March saw the publication of the latest chapter in the High Court proceedings relating to the Tabernacle Church in Lewisham, known to its congregation as ‘the Tab’. Combined with Mr Justice Briggs’ previous ruling in 2010, this judgment provides a variety of useful insights into charity law, ranging from the question of the court’s jurisdiction under the cy-près doctrine in light of the new provisions in the Charities Act 2006, through the thorny question of a charity trustee’s right to be indemnified out of a charity’s assets, to the factors that the court will take into account when deciding whether to make a charging order.


Helen Ratcliffe examines Taube, which concerns the classification of corporate receipts and discovery principles

In October 2010, the First-tier Tribunal (Tax) reached a decision in the case of Bessie Taube Discretionary Settlement Trust trustees & ors v HMRCC [2011]. 


Catherine Paget looks at the Northall case, which sheds light on who inherits joint bank accounts

It is a common misconception among clients that the survivor of two joint bank account holders will automatically inherit the funds held in that joint account if they are a spouse, cohabitee or were in a family relationship with the deceased, notwithstanding that the funds in the joint account were contributed solely by the deceased.


Withers LLP

Katharine Landells reviews Jones, the latest case to show the court’s attitude to inherited assets on divorce

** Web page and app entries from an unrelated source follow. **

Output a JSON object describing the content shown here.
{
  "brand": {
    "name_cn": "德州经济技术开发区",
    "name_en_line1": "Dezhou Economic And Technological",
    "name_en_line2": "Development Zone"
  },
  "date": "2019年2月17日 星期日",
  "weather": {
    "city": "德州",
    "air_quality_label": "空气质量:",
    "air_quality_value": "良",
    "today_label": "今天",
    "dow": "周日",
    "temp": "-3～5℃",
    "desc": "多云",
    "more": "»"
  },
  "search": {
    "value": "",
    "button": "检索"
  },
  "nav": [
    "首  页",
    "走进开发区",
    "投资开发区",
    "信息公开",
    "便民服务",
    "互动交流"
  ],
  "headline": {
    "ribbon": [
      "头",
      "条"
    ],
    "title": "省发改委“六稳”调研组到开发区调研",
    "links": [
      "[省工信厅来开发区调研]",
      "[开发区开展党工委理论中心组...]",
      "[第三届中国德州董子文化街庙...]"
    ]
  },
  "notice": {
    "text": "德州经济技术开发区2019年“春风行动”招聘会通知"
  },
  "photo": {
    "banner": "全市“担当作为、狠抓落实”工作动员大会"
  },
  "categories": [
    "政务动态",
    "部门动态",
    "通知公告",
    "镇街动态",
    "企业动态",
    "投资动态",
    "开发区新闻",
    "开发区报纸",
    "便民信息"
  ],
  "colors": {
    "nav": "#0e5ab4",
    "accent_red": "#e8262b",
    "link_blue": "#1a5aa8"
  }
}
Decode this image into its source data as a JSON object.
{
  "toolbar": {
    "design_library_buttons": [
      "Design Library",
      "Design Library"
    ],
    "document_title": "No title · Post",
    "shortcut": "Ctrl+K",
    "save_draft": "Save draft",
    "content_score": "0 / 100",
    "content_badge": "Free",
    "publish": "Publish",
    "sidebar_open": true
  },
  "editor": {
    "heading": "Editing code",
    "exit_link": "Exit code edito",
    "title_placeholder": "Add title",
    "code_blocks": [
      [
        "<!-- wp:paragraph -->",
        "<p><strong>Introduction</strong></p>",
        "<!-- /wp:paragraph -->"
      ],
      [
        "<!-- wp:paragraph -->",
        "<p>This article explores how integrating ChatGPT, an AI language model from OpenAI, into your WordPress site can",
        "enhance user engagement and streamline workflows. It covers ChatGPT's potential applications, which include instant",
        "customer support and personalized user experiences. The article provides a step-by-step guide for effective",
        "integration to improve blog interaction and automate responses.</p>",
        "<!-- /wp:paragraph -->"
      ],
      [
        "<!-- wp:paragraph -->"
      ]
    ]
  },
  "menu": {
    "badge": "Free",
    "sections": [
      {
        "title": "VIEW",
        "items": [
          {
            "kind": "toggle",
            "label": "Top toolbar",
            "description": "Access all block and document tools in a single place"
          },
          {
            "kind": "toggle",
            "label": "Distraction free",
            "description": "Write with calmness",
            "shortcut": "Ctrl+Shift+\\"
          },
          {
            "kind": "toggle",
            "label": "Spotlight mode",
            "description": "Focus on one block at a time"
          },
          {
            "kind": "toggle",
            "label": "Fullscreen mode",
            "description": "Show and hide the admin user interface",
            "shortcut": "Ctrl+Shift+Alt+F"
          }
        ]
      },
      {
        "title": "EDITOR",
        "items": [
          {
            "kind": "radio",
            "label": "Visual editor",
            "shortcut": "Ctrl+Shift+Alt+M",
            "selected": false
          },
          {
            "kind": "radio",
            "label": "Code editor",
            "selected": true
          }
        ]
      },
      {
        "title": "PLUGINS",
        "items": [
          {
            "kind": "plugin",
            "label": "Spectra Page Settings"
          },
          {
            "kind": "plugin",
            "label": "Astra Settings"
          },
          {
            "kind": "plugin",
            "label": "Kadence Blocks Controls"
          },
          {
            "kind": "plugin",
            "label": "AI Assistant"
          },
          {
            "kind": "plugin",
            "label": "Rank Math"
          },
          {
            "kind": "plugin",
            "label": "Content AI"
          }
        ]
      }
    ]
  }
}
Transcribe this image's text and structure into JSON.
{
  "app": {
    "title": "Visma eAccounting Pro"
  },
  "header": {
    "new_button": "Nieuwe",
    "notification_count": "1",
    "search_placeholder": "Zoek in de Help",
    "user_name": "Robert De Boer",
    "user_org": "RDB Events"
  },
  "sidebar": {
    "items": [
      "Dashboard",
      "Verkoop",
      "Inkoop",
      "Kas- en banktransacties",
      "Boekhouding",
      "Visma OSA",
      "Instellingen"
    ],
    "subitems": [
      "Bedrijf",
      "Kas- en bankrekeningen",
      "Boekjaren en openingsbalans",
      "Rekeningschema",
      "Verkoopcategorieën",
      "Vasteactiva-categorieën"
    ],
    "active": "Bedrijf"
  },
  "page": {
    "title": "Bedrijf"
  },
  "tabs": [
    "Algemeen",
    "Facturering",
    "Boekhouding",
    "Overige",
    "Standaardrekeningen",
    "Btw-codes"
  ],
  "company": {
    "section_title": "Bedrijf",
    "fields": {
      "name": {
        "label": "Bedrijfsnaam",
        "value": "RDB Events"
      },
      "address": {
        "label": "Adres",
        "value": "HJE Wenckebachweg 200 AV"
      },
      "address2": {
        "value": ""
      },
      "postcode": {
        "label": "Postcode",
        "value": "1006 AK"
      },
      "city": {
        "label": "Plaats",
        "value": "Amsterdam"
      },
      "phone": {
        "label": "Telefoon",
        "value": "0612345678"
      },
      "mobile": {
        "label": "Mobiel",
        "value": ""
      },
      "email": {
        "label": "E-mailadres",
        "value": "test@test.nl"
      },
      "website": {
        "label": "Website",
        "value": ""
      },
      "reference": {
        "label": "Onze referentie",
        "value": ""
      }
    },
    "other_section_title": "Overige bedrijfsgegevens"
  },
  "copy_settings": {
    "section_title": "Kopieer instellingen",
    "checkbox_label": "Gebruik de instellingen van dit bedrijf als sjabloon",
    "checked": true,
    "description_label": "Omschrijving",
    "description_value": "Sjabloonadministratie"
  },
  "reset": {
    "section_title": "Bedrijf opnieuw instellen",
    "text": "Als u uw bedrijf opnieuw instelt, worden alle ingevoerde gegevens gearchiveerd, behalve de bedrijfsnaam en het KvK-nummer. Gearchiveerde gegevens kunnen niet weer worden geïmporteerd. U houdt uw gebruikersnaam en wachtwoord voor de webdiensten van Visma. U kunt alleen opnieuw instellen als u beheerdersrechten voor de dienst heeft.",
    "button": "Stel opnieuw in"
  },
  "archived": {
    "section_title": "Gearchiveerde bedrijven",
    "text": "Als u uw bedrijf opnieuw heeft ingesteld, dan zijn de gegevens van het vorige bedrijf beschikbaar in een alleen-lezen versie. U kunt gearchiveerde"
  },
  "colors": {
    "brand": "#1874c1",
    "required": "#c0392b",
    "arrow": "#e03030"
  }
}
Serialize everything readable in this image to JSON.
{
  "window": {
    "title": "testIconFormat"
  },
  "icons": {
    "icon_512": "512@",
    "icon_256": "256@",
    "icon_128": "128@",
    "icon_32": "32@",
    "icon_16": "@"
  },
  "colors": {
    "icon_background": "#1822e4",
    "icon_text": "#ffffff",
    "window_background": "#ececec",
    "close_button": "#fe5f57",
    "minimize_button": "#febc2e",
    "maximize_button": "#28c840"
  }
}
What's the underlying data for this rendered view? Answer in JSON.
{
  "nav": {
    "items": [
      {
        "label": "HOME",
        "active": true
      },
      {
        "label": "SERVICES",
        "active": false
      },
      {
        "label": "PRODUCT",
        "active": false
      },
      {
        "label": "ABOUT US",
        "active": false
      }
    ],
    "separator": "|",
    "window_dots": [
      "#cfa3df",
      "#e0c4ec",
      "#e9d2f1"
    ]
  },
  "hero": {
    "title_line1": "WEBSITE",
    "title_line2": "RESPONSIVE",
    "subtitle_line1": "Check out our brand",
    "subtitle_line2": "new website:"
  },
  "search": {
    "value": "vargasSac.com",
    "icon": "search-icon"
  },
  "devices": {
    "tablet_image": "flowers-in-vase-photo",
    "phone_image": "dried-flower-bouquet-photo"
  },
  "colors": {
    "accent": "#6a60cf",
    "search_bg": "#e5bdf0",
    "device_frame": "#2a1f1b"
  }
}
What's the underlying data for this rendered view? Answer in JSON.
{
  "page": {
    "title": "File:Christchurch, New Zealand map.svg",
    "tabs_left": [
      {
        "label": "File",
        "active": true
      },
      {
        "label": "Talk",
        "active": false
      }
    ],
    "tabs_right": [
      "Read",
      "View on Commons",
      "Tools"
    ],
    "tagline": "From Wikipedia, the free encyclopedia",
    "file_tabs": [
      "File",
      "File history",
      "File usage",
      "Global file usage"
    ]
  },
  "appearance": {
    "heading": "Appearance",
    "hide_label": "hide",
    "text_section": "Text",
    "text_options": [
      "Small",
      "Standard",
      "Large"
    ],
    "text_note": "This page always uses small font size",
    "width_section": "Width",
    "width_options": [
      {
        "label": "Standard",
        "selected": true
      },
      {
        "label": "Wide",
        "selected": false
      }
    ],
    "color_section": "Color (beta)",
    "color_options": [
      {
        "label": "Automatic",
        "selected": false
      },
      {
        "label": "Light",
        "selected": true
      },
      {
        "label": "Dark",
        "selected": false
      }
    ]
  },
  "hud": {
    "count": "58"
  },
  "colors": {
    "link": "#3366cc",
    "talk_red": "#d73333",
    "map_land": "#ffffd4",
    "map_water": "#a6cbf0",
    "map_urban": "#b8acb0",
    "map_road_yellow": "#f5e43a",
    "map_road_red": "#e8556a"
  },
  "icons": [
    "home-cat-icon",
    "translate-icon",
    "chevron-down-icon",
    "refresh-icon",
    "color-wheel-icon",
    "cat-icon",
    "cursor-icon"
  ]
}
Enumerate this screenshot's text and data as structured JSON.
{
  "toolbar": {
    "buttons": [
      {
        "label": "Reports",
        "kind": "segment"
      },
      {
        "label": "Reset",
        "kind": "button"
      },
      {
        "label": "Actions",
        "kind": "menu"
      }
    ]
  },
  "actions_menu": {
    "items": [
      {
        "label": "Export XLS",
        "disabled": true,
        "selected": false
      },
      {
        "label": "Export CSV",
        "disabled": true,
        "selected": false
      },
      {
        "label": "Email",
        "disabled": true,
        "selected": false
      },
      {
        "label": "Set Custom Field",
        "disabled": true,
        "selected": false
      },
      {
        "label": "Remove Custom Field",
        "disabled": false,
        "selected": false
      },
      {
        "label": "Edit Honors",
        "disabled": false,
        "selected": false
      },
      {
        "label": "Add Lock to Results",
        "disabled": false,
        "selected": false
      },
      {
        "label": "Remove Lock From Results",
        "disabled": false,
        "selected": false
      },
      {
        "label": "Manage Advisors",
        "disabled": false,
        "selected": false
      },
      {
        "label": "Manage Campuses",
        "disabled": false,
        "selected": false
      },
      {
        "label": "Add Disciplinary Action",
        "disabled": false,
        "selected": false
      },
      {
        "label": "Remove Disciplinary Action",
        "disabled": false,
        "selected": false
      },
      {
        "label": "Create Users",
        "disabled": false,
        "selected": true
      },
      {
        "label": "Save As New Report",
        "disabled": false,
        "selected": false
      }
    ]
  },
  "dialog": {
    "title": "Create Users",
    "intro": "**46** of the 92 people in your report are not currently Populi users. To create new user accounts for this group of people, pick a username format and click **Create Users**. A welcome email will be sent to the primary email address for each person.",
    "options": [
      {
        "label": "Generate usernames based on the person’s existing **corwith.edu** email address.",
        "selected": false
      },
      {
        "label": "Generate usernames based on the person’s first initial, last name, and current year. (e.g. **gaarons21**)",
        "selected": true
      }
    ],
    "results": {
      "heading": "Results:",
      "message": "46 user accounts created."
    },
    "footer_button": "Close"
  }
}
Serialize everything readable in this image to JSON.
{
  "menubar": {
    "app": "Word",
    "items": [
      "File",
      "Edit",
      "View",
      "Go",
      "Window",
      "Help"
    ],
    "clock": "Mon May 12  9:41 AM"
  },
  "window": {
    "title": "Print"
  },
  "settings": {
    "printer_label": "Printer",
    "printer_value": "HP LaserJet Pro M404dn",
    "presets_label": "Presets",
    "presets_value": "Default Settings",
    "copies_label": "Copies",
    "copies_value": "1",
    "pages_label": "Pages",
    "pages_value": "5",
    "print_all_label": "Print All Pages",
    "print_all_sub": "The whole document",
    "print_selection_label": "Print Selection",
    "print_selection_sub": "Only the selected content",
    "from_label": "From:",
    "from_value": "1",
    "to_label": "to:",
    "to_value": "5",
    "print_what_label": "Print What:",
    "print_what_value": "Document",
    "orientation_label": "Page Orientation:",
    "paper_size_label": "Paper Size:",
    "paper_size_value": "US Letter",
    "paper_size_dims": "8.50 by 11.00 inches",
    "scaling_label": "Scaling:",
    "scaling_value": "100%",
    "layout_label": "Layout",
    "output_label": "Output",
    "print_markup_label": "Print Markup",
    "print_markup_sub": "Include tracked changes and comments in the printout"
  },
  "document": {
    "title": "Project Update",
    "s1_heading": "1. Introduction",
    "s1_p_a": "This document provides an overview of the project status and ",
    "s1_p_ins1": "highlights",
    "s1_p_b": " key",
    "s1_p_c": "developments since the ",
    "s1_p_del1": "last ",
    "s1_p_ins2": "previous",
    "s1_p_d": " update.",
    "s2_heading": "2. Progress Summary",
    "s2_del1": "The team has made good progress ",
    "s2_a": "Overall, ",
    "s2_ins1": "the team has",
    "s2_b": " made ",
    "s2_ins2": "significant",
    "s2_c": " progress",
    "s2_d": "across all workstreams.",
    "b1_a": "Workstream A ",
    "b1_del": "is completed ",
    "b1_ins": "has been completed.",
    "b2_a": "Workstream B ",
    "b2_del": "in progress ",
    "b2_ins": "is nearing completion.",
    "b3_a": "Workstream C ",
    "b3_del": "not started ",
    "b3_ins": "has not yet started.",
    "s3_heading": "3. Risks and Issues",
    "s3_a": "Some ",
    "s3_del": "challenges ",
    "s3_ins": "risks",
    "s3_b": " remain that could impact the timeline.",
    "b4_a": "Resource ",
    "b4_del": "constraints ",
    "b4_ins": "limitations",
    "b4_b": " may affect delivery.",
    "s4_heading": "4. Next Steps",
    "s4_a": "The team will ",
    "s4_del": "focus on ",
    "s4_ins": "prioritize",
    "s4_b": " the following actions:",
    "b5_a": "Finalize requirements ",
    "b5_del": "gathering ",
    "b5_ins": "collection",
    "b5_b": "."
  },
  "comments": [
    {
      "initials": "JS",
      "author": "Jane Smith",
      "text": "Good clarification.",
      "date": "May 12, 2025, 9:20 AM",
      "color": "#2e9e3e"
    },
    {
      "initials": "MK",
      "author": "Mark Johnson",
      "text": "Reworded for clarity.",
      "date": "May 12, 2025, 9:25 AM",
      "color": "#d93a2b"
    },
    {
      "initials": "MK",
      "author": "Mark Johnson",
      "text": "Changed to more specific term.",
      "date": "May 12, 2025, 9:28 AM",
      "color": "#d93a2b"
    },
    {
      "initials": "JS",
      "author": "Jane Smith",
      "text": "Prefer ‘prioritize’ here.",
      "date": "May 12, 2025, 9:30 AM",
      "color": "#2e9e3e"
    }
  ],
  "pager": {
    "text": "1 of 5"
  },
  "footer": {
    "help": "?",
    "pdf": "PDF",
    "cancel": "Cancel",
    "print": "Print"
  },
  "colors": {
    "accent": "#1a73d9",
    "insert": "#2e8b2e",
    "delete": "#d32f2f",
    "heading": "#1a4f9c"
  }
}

Since the sea change in family law following White v White [2000], it has been a matter of debate as to how inherited wealth should be dealt with on divorce in England and Wales. The Court of Appeal has attempted to grasp the nettle in two recent cases: Robson v Robson [2011] and Jones v Jones [2011]. This article will explain the differing conclusions of the Court of Appeal in those cases and attempt to explain the current law in this developing field.